One of the things that’s very important for me is it’s not just about a local marketer making money. It’s about a local marketer making a difference for the businesses that they talk to, making a difference for the businesses that they’re working with and making sure that anyone they talk to when they leave them they’re better served from having taken the time to speak with them.
The other thing I tell people is it’s producing the results and doing the things you say you’re going to do. That will make you more in the long run than anything else you can do whether you’re a local business owner with a local marketing consultant…delivering on what you say you’re going to do is the key. If you don’t do that you might as well…everything else is a moot point.
Really that’s the main thing I’m focusing on right now is helping and giving the right information, putting the right information out there so people can take it and utilize it for the best result and the best benefit for the business owner. That’s really what I’m devoted to at this point.
Jack: Yeah. That’s fantastic. I think it goes a long way. People get hit every single day with the ‘I can get you on the front page of Google for $99.’ I call it the front page of Google peddlers, you know.
Finding people who really understand marketing is going to give you a tremendous advantage over using those type of folks and over your competition for sure.
One thing I like to ask every guest is what book should be on the top of every local business owner’s reading list right now?
Jody: The top of every local business owner’s reading list right now I would say is a book by Grant Cardone called 10x Rule because we get really busy. We think we’re busy doing stuff. We think we’re giving our all.
I would say instead of buying the book get the download and listen to it because Grant’s an interesting character. Love him or hate him he’s an interesting character. He is passionate. His passion comes through on that 10x Rule and it’s probably made more of a difference for me in the last year than anything.
I’ve read a lot of stuff. I could turn this camera around and look at my bookcase back here above me and it’s full of stuff. As a matter of fact, somebody sent me a blog post awhile back on the Top 10 Sales Books in my bookcase. All I had to do is take a picture right up above my head.
But that 10x Rule will really stop and make you look at are you doing everything. Are you really productive or are you just busy? It can really help pull back the curtain and look at what you’re really doing for your business and it’s made a great difference in the amount of productivity that I’m able to do.
It’s not a productivity book. It’s a ‘how you look at things’. It’s a different perspective.
Jack: A fantastic suggestion. That right there, folks, is what this is all about. It’s giving you that X-Factor in taking your business and becoming the local guru in your industry and making people want to do business with you.
I think just putting into place what you learned today is going to take you leaps and bounds in that direction.

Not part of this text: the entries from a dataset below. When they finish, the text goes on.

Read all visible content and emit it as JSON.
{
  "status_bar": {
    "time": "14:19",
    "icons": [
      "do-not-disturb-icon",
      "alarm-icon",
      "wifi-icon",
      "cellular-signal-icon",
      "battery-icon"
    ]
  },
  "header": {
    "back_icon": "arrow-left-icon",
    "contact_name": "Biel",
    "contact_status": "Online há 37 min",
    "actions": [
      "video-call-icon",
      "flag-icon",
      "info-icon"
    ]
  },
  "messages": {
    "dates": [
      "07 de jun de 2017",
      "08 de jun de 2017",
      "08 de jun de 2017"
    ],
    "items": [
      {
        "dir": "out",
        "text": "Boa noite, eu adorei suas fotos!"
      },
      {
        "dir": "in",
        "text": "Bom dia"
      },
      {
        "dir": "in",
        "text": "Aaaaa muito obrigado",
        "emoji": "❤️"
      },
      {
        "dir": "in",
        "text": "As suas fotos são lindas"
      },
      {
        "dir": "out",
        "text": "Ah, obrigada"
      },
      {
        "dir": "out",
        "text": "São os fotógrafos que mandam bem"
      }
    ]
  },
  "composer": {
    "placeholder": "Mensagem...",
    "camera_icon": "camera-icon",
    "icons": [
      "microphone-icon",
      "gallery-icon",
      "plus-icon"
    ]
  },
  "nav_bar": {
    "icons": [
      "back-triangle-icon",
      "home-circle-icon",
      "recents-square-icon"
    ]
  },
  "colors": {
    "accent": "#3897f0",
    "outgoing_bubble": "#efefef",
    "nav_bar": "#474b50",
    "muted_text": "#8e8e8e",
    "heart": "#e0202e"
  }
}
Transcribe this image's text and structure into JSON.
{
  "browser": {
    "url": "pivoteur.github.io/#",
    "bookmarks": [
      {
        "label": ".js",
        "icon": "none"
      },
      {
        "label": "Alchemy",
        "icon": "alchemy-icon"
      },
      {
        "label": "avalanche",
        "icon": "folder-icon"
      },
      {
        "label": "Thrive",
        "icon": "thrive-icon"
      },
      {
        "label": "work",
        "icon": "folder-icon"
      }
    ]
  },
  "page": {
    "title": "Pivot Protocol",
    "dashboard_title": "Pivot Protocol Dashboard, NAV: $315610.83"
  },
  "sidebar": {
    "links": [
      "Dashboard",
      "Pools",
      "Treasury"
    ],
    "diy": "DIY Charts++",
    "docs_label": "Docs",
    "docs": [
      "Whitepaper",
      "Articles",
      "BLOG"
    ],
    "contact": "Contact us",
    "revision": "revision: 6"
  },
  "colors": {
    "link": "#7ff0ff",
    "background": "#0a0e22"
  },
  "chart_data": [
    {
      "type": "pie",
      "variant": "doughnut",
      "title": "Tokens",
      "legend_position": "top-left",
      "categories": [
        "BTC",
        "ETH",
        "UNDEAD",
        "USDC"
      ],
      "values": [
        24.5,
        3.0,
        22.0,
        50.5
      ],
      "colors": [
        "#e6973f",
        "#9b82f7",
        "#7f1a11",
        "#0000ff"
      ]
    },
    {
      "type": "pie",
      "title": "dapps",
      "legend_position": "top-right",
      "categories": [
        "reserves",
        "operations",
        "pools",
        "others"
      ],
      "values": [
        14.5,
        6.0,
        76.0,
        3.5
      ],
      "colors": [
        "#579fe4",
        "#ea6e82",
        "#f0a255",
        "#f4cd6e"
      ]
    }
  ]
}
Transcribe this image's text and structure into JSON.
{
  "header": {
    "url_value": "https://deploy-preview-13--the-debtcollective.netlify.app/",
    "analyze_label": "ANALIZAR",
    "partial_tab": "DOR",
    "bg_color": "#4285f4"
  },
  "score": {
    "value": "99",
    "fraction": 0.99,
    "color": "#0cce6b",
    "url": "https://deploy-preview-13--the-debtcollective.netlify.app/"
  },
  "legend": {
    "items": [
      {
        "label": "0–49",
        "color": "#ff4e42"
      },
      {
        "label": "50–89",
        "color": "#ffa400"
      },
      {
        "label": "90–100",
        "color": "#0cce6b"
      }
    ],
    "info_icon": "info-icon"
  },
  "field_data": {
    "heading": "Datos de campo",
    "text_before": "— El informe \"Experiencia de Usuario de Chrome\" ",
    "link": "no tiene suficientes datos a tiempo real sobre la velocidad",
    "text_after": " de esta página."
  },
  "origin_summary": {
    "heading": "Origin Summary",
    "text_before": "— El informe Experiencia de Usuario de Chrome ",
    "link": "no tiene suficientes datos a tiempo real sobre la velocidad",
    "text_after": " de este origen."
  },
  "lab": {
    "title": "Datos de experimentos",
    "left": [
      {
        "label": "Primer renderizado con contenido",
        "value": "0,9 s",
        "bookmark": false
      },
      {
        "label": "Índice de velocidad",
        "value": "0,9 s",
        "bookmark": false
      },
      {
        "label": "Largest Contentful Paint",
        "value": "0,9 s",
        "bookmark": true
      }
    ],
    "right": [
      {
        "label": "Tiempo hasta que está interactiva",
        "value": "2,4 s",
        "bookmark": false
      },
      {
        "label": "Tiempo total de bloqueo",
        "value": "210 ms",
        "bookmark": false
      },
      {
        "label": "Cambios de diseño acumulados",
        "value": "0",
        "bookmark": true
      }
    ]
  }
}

Jody, I want to thank you very much for coming on today. Looking forward to seeing what you’re up to in the future. We’ll see you next time to get your Online X-Factor.
Great webinar, guys. I am glad to see you two working together.